“Aesthetic designs foster positive relationships with people”, (source: Universal Principles of Design). Time taken to consider the first impressions of your business case, user-manual, website or report is not wasted. For example, Sphero makes the BB-8™ robot. It is expensive and it is small, which might invite the buyer-response “Is that it?”. But the slick design of the BB-8 packaging creates a positive expectation of something special inside.
Engaging with someone is much easier when they are starting with a positive frame of mind rather than disappointment. Where it is clear that not much care and attention has been taken in the way something is presented, the recipient will spend time looking for the faults rather than your core message. Where your audience is pressed for time, aesthetic design may help your document get to the top of their reading list.
Consistency of style and appearance enhances recognition and sets expectations. Companies use consistent branding for exactly this reason, but the same techniques can be used to mitigate the risk of your emails or updates getting missed or overlooked.
Create a ‘brand’ for documents that relate to the same topic: it can be as simple as creating a project mnemonic and using it in the subject line of all related internal emails as a flag to stakeholders; or having an icon or consistent colour theme that is used on all related presentations and reports.
A user interface can use this technique to group related information.

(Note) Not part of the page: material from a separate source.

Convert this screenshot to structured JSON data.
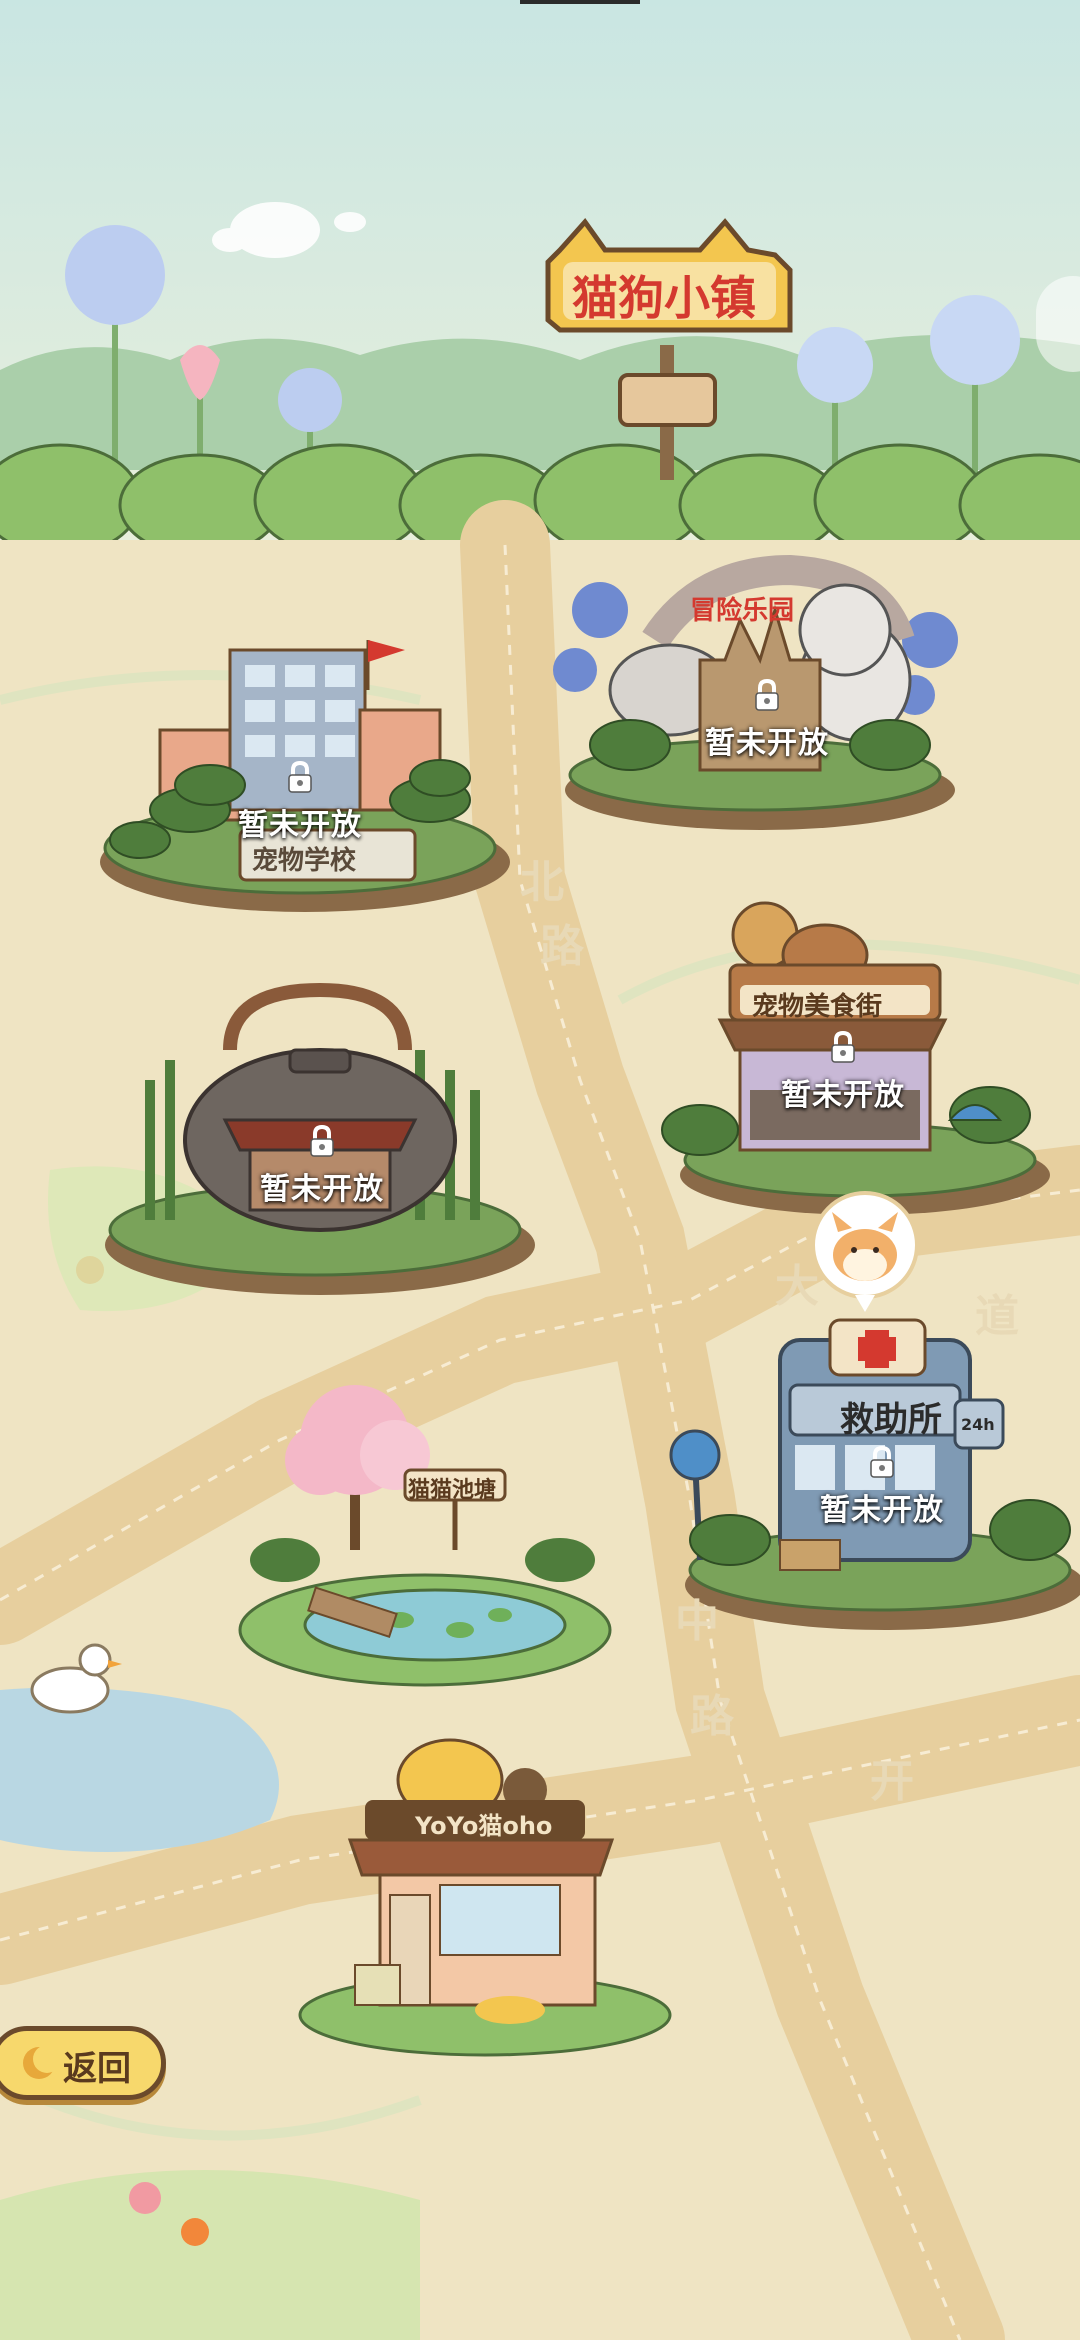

The AppGate XDP secure access system from Cryptzone uses consistent colour and icons in the user interface to draw attention to important security notifications.
Instead of pushing out content directly or top-down, use existing networks and communities to promote your messages indirectly or peer-to-peer. Building relationships with influencers can simply be a case of giving time and attention: reading and sharing their material, using it in your own publications/reports, or involving them in decisions or process development. Check out “4 Ways to Get Influencers to Spread Your Brand Message” for more ideas.
“Desire line” is the preferred method of travel or interaction. Posting information on the intranet may be the accepted way of communicating to co-workers or project teams, but is that where your audience actually goes to find information?
Observe how your audience chooses to get information eg. via computer or from friends and colleagues, direct email or from the project office, detailed report or 1-paragraph summary? If they print out every proposal to read on the train home, present yours either pre-printed or in a format that is print friendly. We’re getting used to the idea that if you want people to see your web content, make it mobile friendly because that’s the device that your audience is like to be using. Similarly, as Forrester’s Kerry Bodine points out, just because it’s called an intranet doesn’t mean that the information has to be delivered via computer.
This is only a handful of ideas. If you’re a CX or service designer, what design principles do you use to engage your audience? Is ‘noise’ and issue in your organisation? If you’re running a project, do you have any tips for making sure that your stakeholders don’t miss the information they need?